The micro-fin tube increased the average heat transfer coefficients for both evaporation and condensation by as much-as a factor of 2.5 for refrigerant-oil mixtures as well as for pure refrigerant. For both smooth and micro-fin tubes, small quantities ofoil were found to enhance evaporation heat transfer in comparison with pure refrigerant evaporation. Above a threshold concentration, the addition of increasing quantities of oil caused the enhancement to decrease, but for the micro-fin tube, the enhancement remained greater than the increase in surface area The addition of any oil caused the condensation heat transfer to decrease for both tubes. The micro-fin tube’s heat transfer enhancement factor for condensation showed little dependence on the oil concentration.

Units: Dual

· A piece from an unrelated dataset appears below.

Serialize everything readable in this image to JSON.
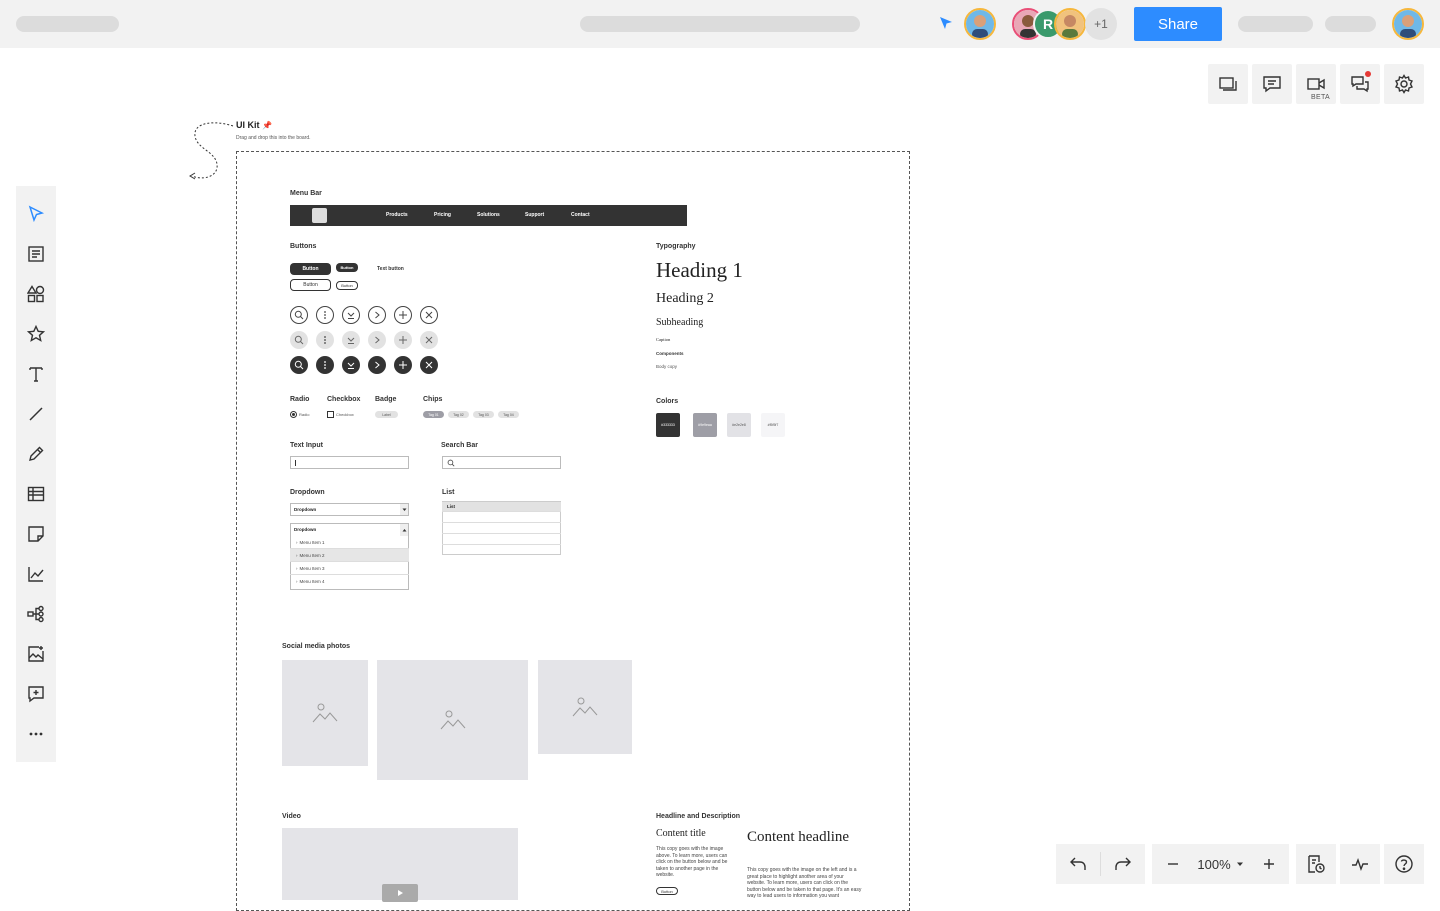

Citation: ASHRAE Transactions, 1988, vol. 94, pt. 1, Dallas, TX